Laboratory tests showed that she had lost the daily rhythms of cortisol production, normally characterized by a peak in the morning and low levels at night. A dexamethasone test — which triggers regulatory mechanisms to decrease cortisol levels — also failed to suppress high levels of the hormone.

Moreover, she showed a significant decrease in renin activity  — an enzyme that controls aldosterone production — high levels of aldosterone, and a significantly higher aldosterone/renin ratio, indicative of aldosteronism.

A further CT scan revealed the presence of benign tumors, called adenomas, in both her adrenal glands.

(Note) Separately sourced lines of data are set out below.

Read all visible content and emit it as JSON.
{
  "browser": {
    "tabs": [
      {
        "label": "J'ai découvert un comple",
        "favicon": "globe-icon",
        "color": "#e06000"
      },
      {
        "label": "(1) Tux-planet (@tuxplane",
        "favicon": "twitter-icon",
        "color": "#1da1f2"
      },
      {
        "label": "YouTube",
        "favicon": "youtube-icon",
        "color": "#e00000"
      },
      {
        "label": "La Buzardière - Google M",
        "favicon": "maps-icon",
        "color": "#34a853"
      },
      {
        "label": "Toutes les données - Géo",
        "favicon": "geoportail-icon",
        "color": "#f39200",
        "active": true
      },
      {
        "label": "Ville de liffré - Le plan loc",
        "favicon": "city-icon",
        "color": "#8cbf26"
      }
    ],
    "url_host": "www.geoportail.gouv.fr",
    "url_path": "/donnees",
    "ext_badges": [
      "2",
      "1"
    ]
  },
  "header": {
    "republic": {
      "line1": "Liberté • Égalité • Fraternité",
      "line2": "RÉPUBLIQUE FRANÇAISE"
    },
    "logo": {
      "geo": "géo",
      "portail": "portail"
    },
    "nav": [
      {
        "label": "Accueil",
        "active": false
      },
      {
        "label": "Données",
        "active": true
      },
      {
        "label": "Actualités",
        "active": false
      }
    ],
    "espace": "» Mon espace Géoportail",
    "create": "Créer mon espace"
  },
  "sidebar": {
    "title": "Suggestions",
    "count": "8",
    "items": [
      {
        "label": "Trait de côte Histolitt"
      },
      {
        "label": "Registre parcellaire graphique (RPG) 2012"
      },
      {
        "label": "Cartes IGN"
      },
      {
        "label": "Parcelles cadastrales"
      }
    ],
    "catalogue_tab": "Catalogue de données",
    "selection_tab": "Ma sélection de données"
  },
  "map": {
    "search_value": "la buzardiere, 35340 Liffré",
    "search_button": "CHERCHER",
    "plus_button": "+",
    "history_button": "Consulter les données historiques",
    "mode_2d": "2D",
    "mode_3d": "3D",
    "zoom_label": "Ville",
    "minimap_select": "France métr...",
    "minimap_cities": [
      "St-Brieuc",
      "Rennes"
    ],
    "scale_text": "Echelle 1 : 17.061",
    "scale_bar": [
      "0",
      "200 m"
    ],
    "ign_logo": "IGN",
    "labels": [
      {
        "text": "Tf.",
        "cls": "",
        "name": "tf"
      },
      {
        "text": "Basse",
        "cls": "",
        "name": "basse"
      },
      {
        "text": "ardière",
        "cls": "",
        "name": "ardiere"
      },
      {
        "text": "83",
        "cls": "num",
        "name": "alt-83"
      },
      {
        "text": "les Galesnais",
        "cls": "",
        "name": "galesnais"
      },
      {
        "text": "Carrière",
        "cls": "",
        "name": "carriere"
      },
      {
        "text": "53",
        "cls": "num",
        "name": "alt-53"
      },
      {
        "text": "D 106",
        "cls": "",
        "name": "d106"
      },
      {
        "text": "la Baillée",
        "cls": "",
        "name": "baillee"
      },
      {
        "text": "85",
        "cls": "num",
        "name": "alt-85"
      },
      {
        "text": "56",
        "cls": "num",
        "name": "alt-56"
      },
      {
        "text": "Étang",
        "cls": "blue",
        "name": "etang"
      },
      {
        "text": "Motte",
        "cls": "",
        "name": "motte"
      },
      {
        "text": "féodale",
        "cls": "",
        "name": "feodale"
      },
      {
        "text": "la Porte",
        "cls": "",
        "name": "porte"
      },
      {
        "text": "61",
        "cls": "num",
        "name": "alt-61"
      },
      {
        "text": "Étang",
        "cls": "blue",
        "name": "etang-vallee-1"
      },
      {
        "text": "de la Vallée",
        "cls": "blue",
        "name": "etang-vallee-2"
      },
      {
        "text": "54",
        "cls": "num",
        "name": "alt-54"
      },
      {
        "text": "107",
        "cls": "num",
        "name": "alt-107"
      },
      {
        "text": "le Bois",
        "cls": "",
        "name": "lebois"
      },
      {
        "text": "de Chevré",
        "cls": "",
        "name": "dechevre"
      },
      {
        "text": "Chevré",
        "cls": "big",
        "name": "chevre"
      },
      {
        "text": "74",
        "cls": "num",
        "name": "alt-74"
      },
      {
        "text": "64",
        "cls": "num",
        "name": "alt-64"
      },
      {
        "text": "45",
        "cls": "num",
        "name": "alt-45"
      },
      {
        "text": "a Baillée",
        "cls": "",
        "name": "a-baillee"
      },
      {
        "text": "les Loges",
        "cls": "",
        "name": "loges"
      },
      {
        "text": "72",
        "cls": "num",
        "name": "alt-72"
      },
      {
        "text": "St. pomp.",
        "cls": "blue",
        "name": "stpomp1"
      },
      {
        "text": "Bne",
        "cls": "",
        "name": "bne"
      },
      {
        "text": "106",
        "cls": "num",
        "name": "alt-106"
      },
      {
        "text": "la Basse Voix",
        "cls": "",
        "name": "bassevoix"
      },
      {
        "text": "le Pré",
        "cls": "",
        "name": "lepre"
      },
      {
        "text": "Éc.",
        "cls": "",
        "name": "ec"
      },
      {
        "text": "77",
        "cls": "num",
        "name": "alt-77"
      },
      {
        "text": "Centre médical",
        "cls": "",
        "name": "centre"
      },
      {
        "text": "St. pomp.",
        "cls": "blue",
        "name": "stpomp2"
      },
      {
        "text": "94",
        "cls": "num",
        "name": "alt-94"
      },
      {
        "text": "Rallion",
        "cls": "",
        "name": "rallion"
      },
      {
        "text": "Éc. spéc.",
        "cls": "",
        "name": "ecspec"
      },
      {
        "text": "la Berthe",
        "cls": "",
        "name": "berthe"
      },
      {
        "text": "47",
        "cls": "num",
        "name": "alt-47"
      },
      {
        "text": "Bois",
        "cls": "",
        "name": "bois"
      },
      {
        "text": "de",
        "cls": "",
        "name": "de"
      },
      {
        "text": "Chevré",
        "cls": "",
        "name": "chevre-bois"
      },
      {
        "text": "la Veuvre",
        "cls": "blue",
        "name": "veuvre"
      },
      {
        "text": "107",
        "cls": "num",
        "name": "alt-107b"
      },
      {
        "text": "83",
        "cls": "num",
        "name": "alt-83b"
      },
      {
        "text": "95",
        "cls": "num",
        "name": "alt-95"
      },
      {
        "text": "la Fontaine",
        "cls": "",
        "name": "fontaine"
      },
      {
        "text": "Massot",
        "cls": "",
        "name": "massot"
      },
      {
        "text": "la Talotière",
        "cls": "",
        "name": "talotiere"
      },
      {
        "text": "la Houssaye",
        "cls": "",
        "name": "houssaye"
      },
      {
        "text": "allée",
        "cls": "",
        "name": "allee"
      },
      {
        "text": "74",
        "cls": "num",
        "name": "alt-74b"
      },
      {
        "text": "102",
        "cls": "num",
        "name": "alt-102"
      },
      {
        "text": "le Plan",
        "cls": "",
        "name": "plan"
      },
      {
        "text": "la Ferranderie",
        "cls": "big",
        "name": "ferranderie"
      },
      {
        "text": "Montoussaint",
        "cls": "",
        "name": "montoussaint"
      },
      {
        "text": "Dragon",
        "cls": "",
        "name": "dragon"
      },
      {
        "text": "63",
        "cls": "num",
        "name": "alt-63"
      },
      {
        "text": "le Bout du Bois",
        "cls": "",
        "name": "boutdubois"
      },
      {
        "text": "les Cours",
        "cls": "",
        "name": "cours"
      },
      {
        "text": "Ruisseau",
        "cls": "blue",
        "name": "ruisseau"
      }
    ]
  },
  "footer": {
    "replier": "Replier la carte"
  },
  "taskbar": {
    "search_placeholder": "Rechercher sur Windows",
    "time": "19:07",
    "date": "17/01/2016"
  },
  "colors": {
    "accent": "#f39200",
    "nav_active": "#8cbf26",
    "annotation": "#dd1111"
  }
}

Based on these symptoms, she was diagnosed with non-ACTH-dependent Cushing’s syndrome complicated by primary aldosteronism.

Two surgeries needed to remove woman’s adrenal gland tumors, nodules

The adenoma in her left adrenal gland was removed by robot-assisted laparoscopic surgery, a minimally invasive procedure giving a surgeon access to abdominal organs without large incisions. A nodule close to the adenoma was also removed.

Laboratory analysis found the adenoma expressed CYP11B1, an enzyme that helps produce cortisol, while the nodule expressed CYP11B2, an enzyme that helps produce aldosterone.

However, the patient’s hypertension, fatigue, and weight gain continued after the surgery. She also developed purple stretch marks on the lower abdomen, groin area, and inner thighs, alongside systemic joint pain.

A CT scan now revealed an adenoma in the right adrenal gland. It was removed and found to express both CYP11B1 and CYP11B2, meaning it secreted both cortisol and aldosterone.

After the second surgery, symptoms consistent with Cushing’s syndrome stopped. At a follow-up appointment six months later, she had normal blood pressure, and blood levels of cortisol and aldosterone within normal ranges.

In both adrenal glands, aldosterone-producing micronodules close to the adenomas were detected. According to the researchers, their existence raises a possible risk of primary aldosteronism relapse, necessitating continued checkups.

“This case highlights the need for [aldosterone- and cortisol-producing adenoma] screening,” the researchers concluded, adding that “the complicated pathological features of these cases impose challenges to our understanding of this disease.”